- News Home
10 April 2014 11:44 am ,
Vol. 344 ,
The Pyrenean ibex, an impressive mountain goat that lived in the central Pyrenees in Spain, went extinct in 2000. But a...
Tight budgets are forcing NASA to consider turning off one or more planetary science projects that have completed their...
Ebola is not a stranger to West Africa—an outbreak in the 1990s killed chimpanzees and sickened one researcher. But the...
In an as-yet-unpublished report, an international panel of geoscientists has concluded that a pair of deadly...

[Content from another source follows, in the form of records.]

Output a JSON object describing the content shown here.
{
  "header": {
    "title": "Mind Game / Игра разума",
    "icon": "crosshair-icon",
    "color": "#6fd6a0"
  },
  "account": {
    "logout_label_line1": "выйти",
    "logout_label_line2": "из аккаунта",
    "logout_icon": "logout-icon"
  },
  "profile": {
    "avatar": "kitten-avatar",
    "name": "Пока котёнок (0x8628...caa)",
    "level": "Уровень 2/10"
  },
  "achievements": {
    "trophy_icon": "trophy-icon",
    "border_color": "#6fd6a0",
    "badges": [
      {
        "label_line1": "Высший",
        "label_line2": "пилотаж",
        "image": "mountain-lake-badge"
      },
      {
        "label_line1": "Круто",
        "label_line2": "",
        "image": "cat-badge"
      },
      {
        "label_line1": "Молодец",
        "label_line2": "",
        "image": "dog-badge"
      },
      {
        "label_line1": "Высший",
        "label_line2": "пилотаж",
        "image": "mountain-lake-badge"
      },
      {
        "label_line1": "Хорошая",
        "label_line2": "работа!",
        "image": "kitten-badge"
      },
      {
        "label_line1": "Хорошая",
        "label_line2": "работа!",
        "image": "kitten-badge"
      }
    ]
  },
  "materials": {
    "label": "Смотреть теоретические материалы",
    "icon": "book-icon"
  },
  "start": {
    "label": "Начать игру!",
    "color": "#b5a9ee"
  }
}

Tropical disease experts tried and failed before to eradicate yaws, a rare disfiguring disease of poor countries. Now,...
Since 2002, researchers have reported that agricultural communities in the hot and humid Pacific Coast of Central...

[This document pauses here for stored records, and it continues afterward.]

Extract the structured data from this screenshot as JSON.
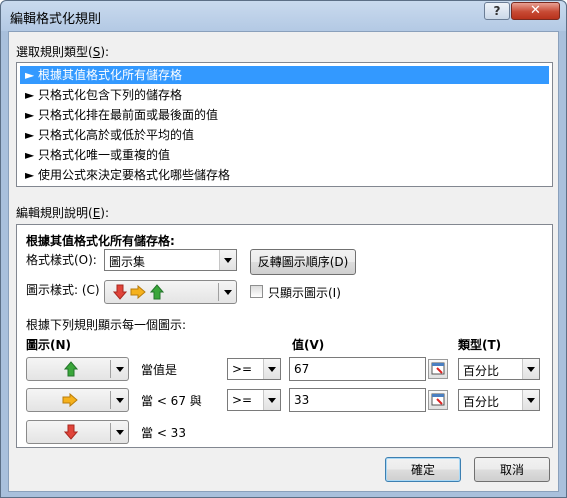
{
  "window": {
    "title": "編輯格式化規則",
    "help_label": "?",
    "close_label": "✕"
  },
  "rule_type": {
    "label_prefix": "選取規則類型(",
    "label_key": "S",
    "label_suffix": "):",
    "items": [
      "► 根據其值格式化所有儲存格",
      "► 只格式化包含下列的儲存格",
      "► 只格式化排在最前面或最後面的值",
      "► 只格式化高於或低於平均的值",
      "► 只格式化唯一或重複的值",
      "► 使用公式來決定要格式化哪些儲存格"
    ],
    "selected_index": 0
  },
  "edit": {
    "label_prefix": "編輯規則說明(",
    "label_key": "E",
    "label_suffix": "):",
    "heading": "根據其值格式化所有儲存格:",
    "format_style_label": "格式樣式(O):",
    "format_style_value": "圖示集",
    "reverse_button": "反轉圖示順序(D)",
    "icon_style_label": "圖示樣式: (C)",
    "icon_only_label": "只顯示圖示(I)",
    "icon_only_checked": false,
    "rules_caption": "根據下列規則顯示每一個圖示:",
    "col_icon": "圖示(N)",
    "col_value": "值(V)",
    "col_type": "類型(T)",
    "rows": [
      {
        "icon": "green-up-arrow",
        "condition": "當值是",
        "operator": ">=",
        "value": "67",
        "type": "百分比"
      },
      {
        "icon": "yellow-right-arrow",
        "condition": "當 < 67 與",
        "operator": ">=",
        "value": "33",
        "type": "百分比"
      },
      {
        "icon": "red-down-arrow",
        "condition": "當 < 33"
      }
    ]
  },
  "buttons": {
    "ok": "確定",
    "cancel": "取消"
  },
  "colors": {
    "selection": "#3399ff",
    "arrow_green": "#3aa63a",
    "arrow_yellow": "#f0b21c",
    "arrow_red": "#e0443a"
  }
}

Balkan endemic kidney disease surfaced in the 1950s and for decades defied attempts to finger the cause. It occurred...
- 10 April 2014 11:44 am , Vol. 344 , #6180
- About Us
ScienceShot: In a Scrape
25 September 2011 1:00 pm
Icebergs are scraping the sea floor of Antarctic waters more than ever, much to the detriment of bottom-dwelling creatures. The change comes because seasonal ice in the Antarctic doesn't last as long. Icebergs that break off from glaciers onshore are driven by winds and currents into shallow waters. At Rothera station on the West Antarctic Peninsula, the so-called "fast ice" that forms each winter lasts, on average, about 5 days less per year than it did a quarter-century ago, researchers from the British Antarctic Survey report online today in Nature Climate Change. Accordingly, the number of iceberg scrapes (see image) on the sea floor there has increased substantially. Only half as many colonies of Fenestrulina rugula, a filter-feeder that lives on rocks on the sea floor, survive to sexual maturity—the first demonstrable effect of climate change on the Antarctic seabed, the researchers say. Because about 80% of all marine species found around Antarctica live on or just beneath the sea floor, and because many reach sexual maturity more slowly than F. rugula does, the new finding bodes ill for ecosystems in the Antarctic shallows.
See more ScienceShots.